Gather every line of the entries that includes the word "nhánh".

Start of MATERIAL PROVIDED

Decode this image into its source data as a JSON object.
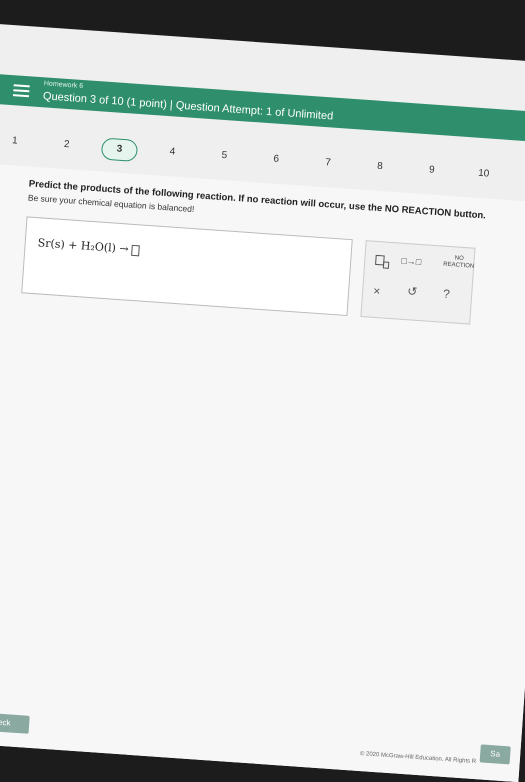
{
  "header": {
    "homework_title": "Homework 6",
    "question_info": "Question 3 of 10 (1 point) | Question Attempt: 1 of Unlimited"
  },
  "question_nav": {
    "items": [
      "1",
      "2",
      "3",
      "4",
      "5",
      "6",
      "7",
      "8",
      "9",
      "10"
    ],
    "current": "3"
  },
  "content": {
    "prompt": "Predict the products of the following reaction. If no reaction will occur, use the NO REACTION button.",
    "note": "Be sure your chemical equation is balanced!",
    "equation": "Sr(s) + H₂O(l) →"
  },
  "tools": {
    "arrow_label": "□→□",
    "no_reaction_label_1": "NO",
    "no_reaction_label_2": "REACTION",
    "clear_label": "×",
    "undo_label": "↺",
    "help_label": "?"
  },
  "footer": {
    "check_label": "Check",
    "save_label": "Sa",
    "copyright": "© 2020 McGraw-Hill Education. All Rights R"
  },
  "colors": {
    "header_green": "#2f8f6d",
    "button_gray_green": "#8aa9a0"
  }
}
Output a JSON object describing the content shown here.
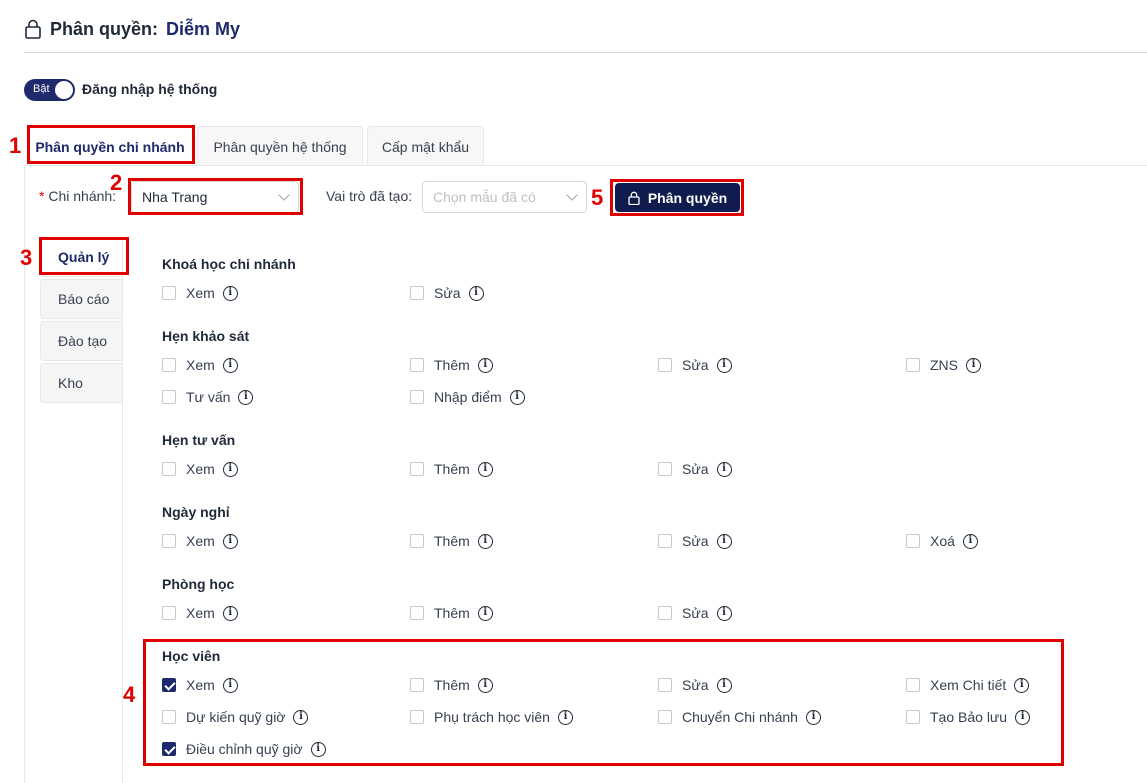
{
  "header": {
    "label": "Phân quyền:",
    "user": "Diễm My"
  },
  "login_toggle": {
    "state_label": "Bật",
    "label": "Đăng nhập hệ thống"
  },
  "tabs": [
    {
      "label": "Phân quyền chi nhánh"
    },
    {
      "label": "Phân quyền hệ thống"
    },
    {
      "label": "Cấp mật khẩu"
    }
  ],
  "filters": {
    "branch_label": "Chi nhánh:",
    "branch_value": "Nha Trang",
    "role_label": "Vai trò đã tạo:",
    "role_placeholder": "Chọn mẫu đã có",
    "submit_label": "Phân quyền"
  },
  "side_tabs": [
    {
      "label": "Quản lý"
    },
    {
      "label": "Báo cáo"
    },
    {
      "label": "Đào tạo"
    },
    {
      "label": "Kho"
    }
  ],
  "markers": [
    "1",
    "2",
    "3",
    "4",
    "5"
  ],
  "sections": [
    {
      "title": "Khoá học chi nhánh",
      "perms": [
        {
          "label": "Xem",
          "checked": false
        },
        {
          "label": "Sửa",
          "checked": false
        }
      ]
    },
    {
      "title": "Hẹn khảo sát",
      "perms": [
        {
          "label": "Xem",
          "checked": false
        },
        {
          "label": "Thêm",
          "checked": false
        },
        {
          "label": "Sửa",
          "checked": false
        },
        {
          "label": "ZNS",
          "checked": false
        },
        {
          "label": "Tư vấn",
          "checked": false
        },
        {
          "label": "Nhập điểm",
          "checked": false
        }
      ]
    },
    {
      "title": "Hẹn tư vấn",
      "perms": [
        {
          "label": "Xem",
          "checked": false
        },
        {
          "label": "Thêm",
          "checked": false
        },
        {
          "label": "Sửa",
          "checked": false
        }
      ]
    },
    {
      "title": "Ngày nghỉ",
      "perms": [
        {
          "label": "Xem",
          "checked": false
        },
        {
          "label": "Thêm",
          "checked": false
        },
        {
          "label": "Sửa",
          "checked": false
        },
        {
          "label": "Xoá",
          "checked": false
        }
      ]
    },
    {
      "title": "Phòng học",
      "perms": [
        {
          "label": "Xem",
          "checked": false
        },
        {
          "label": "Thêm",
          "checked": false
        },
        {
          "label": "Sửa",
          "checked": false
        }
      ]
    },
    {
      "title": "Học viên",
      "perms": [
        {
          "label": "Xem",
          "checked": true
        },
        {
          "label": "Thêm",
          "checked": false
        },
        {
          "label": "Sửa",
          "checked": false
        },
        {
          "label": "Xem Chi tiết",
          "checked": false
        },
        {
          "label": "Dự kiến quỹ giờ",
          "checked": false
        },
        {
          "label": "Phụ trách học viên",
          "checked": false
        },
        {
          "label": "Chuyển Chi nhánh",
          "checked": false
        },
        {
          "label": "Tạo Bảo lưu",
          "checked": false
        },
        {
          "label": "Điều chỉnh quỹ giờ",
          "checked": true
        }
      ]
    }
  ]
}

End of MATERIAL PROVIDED

> **ANSWER SPACE**
      "label": "Phân quyền chi nhánh"
    "branch_label": "Chi nhánh:",
      "title": "Khoá học chi nhánh",
          "label": "Chuyển Chi nhánh",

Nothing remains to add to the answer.